*Exercise objective*: Whenever a line of the listing contains the string "site", return that line.

== Segment start ==

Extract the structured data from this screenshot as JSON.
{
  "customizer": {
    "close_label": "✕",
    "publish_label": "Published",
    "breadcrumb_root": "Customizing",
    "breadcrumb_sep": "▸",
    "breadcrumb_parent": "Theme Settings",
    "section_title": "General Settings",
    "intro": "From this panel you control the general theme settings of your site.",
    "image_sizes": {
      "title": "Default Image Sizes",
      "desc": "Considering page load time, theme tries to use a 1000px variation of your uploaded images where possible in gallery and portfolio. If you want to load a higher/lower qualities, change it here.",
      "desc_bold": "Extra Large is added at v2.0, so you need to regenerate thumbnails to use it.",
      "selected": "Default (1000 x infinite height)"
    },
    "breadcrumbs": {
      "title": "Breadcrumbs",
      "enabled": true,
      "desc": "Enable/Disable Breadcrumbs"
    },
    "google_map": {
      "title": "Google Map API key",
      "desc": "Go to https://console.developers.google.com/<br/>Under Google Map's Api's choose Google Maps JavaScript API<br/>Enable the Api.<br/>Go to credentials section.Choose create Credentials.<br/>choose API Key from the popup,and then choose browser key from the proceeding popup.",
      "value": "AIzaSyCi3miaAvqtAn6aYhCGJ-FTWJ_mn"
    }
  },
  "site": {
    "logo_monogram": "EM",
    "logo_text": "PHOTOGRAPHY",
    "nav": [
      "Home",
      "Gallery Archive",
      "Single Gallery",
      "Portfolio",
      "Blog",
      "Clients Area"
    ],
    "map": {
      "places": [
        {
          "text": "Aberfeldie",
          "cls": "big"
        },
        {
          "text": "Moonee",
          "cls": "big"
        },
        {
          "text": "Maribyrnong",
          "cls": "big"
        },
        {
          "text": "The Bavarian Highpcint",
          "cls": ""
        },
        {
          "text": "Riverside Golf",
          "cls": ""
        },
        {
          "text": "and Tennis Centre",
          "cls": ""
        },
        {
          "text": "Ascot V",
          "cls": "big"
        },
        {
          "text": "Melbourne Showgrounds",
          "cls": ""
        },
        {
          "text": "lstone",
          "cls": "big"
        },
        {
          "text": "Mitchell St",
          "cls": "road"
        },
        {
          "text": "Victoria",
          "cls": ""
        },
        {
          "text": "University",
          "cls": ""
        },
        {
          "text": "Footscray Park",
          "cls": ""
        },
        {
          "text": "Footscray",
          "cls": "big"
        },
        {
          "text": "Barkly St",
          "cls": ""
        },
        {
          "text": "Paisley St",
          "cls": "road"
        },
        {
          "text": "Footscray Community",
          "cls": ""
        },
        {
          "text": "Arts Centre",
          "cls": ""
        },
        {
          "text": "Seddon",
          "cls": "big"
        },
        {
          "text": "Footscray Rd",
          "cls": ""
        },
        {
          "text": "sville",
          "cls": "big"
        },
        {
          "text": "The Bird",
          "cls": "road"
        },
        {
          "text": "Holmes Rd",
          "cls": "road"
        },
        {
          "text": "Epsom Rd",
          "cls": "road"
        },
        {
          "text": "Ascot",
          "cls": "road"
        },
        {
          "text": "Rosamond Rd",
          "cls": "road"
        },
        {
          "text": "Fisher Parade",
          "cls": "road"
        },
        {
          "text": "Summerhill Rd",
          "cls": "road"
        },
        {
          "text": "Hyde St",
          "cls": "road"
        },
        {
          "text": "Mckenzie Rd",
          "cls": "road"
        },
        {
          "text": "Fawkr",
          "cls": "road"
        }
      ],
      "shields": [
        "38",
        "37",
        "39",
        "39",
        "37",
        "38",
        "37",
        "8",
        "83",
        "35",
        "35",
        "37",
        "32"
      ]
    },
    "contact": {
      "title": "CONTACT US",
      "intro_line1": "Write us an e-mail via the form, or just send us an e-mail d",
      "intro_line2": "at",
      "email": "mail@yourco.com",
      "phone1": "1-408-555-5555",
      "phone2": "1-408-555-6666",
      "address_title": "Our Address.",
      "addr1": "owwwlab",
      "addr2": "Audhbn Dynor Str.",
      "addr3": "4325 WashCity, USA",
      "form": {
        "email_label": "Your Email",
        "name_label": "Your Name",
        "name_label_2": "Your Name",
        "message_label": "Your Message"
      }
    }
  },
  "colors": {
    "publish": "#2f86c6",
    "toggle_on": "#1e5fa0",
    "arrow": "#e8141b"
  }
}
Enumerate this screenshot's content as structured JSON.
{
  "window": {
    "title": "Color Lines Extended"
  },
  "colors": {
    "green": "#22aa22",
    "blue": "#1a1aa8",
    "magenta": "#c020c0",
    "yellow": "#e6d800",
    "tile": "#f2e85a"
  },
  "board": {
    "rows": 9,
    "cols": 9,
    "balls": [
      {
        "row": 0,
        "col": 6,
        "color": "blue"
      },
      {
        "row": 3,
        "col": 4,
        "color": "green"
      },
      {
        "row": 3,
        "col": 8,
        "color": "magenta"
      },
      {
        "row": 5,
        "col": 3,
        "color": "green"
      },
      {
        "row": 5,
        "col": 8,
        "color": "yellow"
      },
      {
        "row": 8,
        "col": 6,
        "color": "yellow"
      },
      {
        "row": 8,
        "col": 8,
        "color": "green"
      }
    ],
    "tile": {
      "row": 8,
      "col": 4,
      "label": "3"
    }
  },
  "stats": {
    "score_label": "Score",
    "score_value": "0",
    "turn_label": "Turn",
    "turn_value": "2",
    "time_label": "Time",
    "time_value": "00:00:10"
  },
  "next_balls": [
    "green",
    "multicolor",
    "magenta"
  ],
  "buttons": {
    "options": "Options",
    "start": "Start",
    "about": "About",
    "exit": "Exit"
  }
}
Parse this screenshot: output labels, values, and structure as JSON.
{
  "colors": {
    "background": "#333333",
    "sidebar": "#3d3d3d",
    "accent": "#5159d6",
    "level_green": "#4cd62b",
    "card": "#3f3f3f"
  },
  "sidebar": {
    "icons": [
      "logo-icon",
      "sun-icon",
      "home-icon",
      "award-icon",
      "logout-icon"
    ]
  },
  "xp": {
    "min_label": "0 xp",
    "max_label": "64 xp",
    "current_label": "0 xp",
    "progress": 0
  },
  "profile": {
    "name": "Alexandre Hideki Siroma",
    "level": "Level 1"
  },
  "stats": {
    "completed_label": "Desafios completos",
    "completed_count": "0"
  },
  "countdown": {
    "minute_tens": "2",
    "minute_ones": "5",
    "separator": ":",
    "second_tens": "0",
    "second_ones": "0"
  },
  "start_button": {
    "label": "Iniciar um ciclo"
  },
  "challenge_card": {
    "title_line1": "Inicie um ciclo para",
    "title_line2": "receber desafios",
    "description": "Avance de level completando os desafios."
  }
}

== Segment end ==

*Your solution*:
    "intro": "From this panel you control the general theme settings of your site.",
  "site": {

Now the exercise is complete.